Defensive Cyber Operations (DCO) in complex environments, such as cyber wargames, require in-depth cybersecurity knowledge and the ability to make quick decisions. In a typical DCO, execution rarely follows a pre-planned path because of extensive adversary influence, challenging an already complex decision-making environment. Decision-making models have been extensively studied from perspectives of military operations and business management, but they are not sufficiently researched in the context of cyber. This paper responds to this need by examining the decision-making models of DCO leaders in a live-fire wargame environment. This study was conducted by observing leaders of cyber operations during the world's largest live-fire cyber exercise, NATO Locked Shield 2023. In this exercise, the blue teams plan and execute their defensive cyber operation in a realistic operational environment, while the red team conducts attacks against the defended environment. The large-scale, wargaming-style environment of Locked Shield is one of the best environments for modelling DCO decision-making models; in this exercise, the DCO is broad and multi-faceted, a perspective which cannot be achieved in a typical capture-the-flag competition or a single security incident. DCO leaders must be able to manage two distinct decision-making processes with different sets of required skills to be successful in the mission. While the primary process relates to the execution and evolution of the pre-designed plan with traditional operational leadership skills, the secondary process deals with unplanned and deliberately caused cyber-related events that require a deep understanding of cybersecurity. In this respect, the main contribution of this research is the constructed decision-making model of the DCO leader. This model is based on observations collected and presented in the context of multiple well-known decision-making frameworks. This model can be further used to train future DCO leaders and assess artificial intelligence's usability to support and automate decision-making in such operations.

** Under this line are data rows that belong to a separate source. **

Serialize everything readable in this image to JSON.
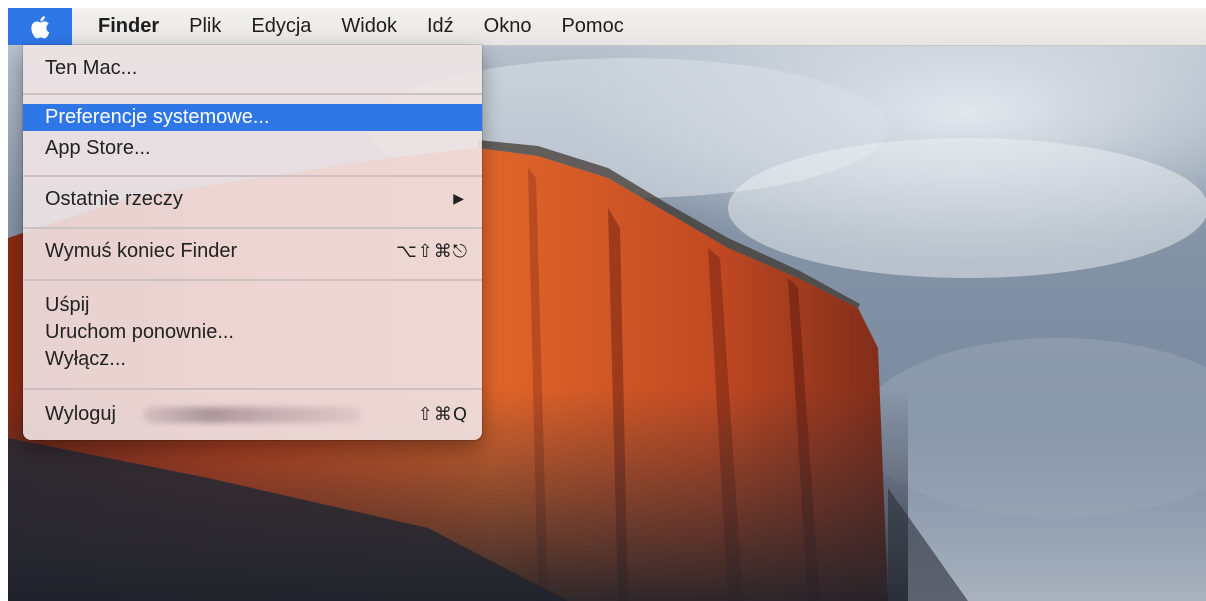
{
  "menubar": {
    "apple_icon": "apple-logo-icon",
    "app_name": "Finder",
    "menus": [
      "Plik",
      "Edycja",
      "Widok",
      "Idź",
      "Okno",
      "Pomoc"
    ]
  },
  "apple_menu": {
    "items": {
      "about": "Ten Mac...",
      "system_prefs": "Preferencje systemowe...",
      "app_store": "App Store...",
      "recent_items": "Ostatnie rzeczy",
      "force_quit": "Wymuś koniec Finder",
      "force_quit_shortcut": "⌥⇧⌘⎋",
      "sleep": "Uśpij",
      "restart": "Uruchom ponownie...",
      "shutdown": "Wyłącz...",
      "logout": "Wyloguj",
      "logout_shortcut": "⇧⌘Q"
    },
    "submenu_arrow": "▶",
    "selected_item": "Preferencje systemowe..."
  },
  "colors": {
    "highlight": "#2f77e6",
    "menubar": "#eceae9",
    "menu_bg": "#f0e4e6"
  }
}
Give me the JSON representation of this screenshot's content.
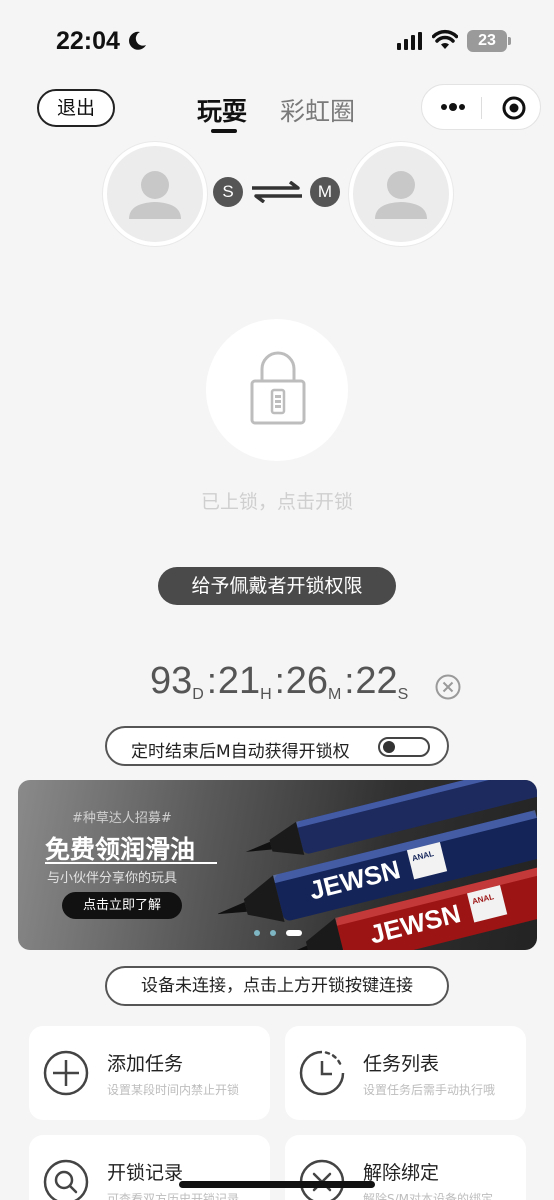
{
  "status_bar": {
    "time": "22:04",
    "battery": "23",
    "icons": [
      "moon-icon",
      "signal-icon",
      "wifi-icon",
      "battery-icon"
    ]
  },
  "header": {
    "exit_label": "退出",
    "tabs": [
      {
        "label": "玩耍",
        "active": true
      },
      {
        "label": "彩虹圈",
        "active": false
      }
    ],
    "capsule_icons": [
      "more-icon",
      "target-icon"
    ]
  },
  "pair": {
    "s_badge": "S",
    "m_badge": "M",
    "icons": [
      "avatar-icon",
      "swap-arrows-icon"
    ]
  },
  "lock": {
    "status_text": "已上锁，点击开锁",
    "icon": "lock-icon"
  },
  "grant_button": "给予佩戴者开锁权限",
  "countdown": {
    "days": "93",
    "days_unit": "D",
    "hours": "21",
    "hours_unit": "H",
    "minutes": "26",
    "minutes_unit": "M",
    "seconds": "22",
    "seconds_unit": "S"
  },
  "timer_toggle": {
    "label": "定时结束后M自动获得开锁权",
    "on": false
  },
  "banner": {
    "tag": "#种草达人招募#",
    "title": "免费领润滑油",
    "subtitle": "与小伙伴分享你的玩具",
    "button": "点击立即了解",
    "product_brand": "JEWSN",
    "product_label": "ANAL",
    "carousel": {
      "count": 3,
      "active": 3
    }
  },
  "connect_button": "设备未连接，点击上方开锁按键连接",
  "cards": [
    {
      "title": "添加任务",
      "subtitle": "设置某段时间内禁止开锁",
      "icon": "plus-circle-icon"
    },
    {
      "title": "任务列表",
      "subtitle": "设置任务后需手动执行哦",
      "icon": "clock-icon"
    },
    {
      "title": "开锁记录",
      "subtitle": "可查看双方历史开锁记录",
      "icon": "search-icon"
    },
    {
      "title": "解除绑定",
      "subtitle": "解除S/M对本设备的绑定",
      "icon": "unbind-icon"
    }
  ],
  "colors": {
    "background": "#f5f5f5",
    "dark_button": "#4a4a4a",
    "muted_text": "#cfcfcf"
  }
}
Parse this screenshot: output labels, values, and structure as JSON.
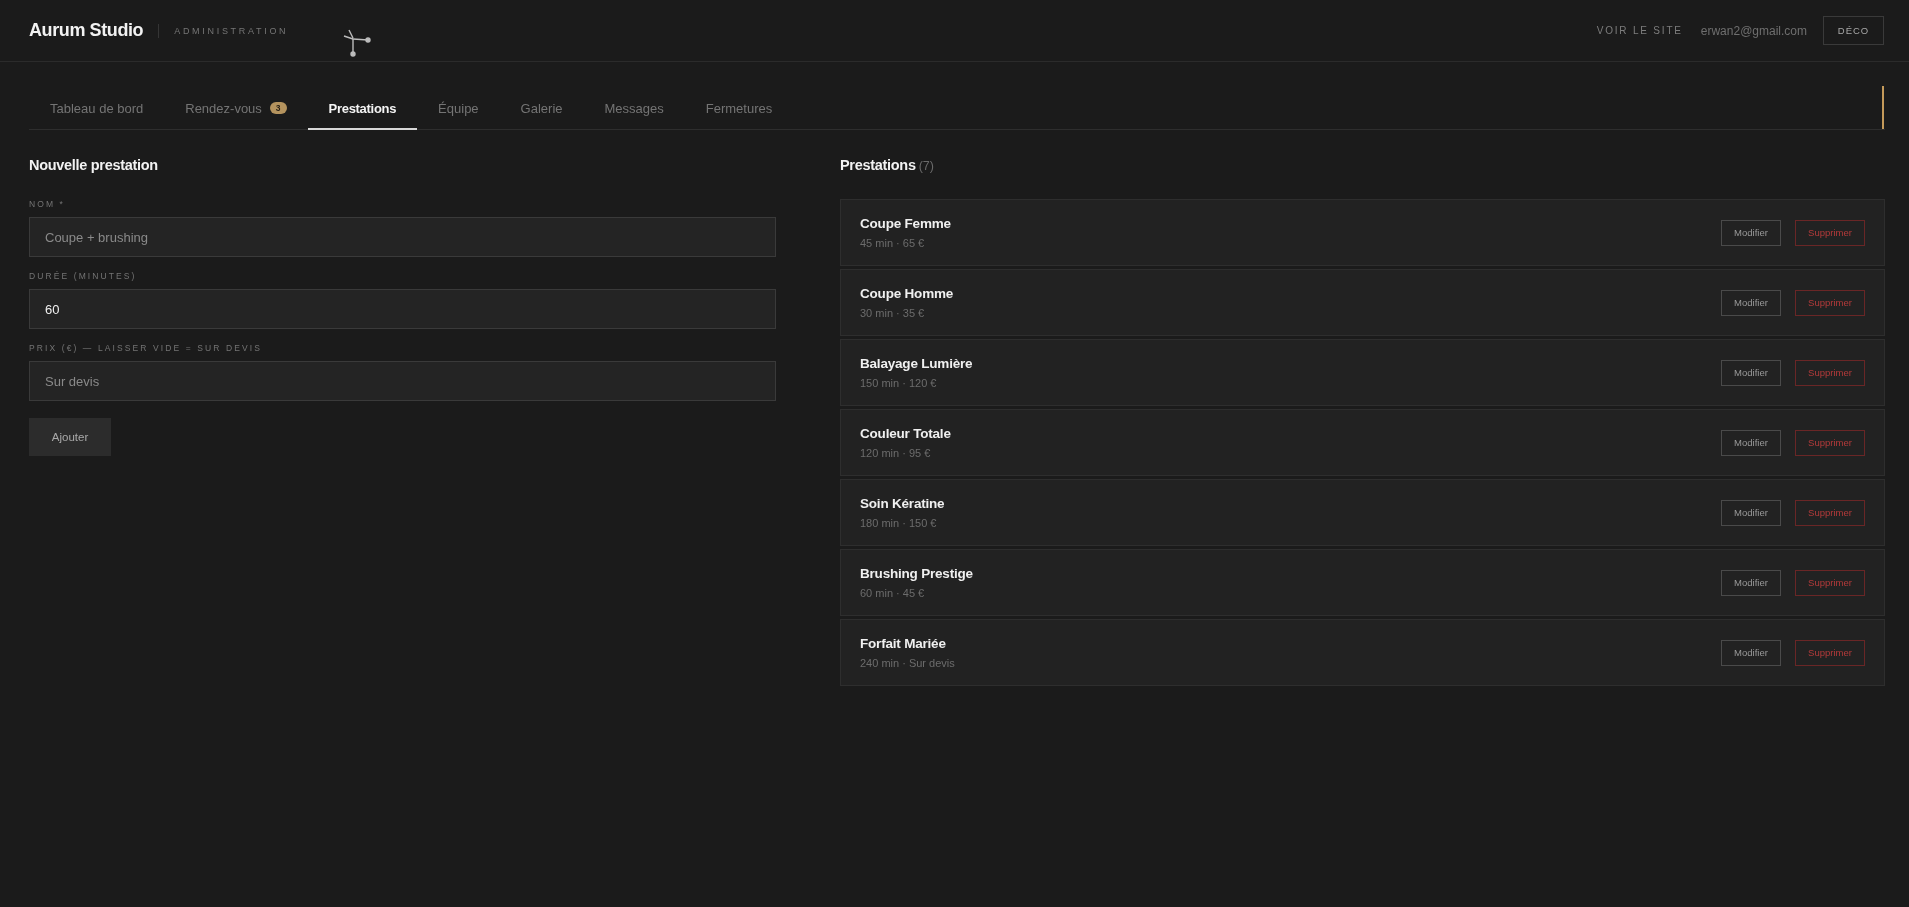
{
  "header": {
    "logo": "Aurum Studio",
    "subtitle": "ADMINISTRATION",
    "site_link": "VOIR LE SITE",
    "email": "erwan2@gmail.com",
    "logout_button": "DÉCO"
  },
  "tabs": [
    {
      "label": "Tableau de bord",
      "selected": false
    },
    {
      "label": "Rendez-vous",
      "selected": false,
      "badge": "3"
    },
    {
      "label": "Prestations",
      "selected": true
    },
    {
      "label": "Équipe",
      "selected": false
    },
    {
      "label": "Galerie",
      "selected": false
    },
    {
      "label": "Messages",
      "selected": false
    },
    {
      "label": "Fermetures",
      "selected": false
    }
  ],
  "form": {
    "title": "Nouvelle prestation",
    "fields": [
      {
        "label": "NOM *",
        "placeholder": "Coupe + brushing"
      },
      {
        "label": "DURÉE (MINUTES)",
        "value": "60"
      },
      {
        "label": "PRIX (€) — LAISSER VIDE = SUR DEVIS",
        "placeholder": "Sur devis"
      }
    ],
    "submit_button": "Ajouter"
  },
  "list": {
    "title": "Prestations",
    "count": "(7)",
    "items": [
      {
        "name": "Coupe Femme",
        "details": "45 min · 65 €",
        "edit_button": "Modifier",
        "delete_button": "Supprimer"
      },
      {
        "name": "Coupe Homme",
        "details": "30 min · 35 €",
        "edit_button": "Modifier",
        "delete_button": "Supprimer"
      },
      {
        "name": "Balayage Lumière",
        "details": "150 min · 120 €",
        "edit_button": "Modifier",
        "delete_button": "Supprimer"
      },
      {
        "name": "Couleur Totale",
        "details": "120 min · 95 €",
        "edit_button": "Modifier",
        "delete_button": "Supprimer"
      },
      {
        "name": "Soin Kératine",
        "details": "180 min · 150 €",
        "edit_button": "Modifier",
        "delete_button": "Supprimer"
      },
      {
        "name": "Brushing Prestige",
        "details": "60 min · 45 €",
        "edit_button": "Modifier",
        "delete_button": "Supprimer"
      },
      {
        "name": "Forfait Mariée",
        "details": "240 min · Sur devis",
        "edit_button": "Modifier",
        "delete_button": "Supprimer"
      }
    ]
  }
}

Author Biographies

Pietari Sarjakivi, University of Jyväskylä, Jyväskylä, Finland

Pietari Sarjakivi is a PhD researcher at Jyväskylä University and Director of Cyber Research at DNV Group Research and Development. He has over 15 years of experience in both defensive and offensive operations within critical infrastructure and businesses. As an active reservist, he has been leading the winning Finnish blue team in the NATO Locked Shields in 2022. His research focuses on Artificial Intelligence in Cyber Operations.


Jouni Ihanus, University of Jyväskylä, Jyväskylä, Finland

Jouni Ihanus holds an M.Eng. in technology competence management and M.Eng. in cyber security. He is currently a Ph.D. student at the University of Jyväskylä, Finland. His research focuses on cyber situation awareness with a technological twist. In his professional life, Jouni leads operational information security in a Finnish public administration organisation. Jouni is passionate about developing and simplifying areas where people and technology meet, which he sees as one of the central challenges of the modern world.


Panu Moilanen, University of Jyväskylä, Jyväskylä, Finland

Dr. Sc. Panu Moilanen is senior lecturer and degree program manager for the Security and Strategic Analysis MDP at the Faculty of Information Technology, University of Jyväskylä (Finland). His teaching and research interests are the role of technology as part of the security of today's increasingly complex societies, information influence and warfare, cyber security, and resilience. He also works for the National Defence University (Finland) and National Defence Training Association of Finland.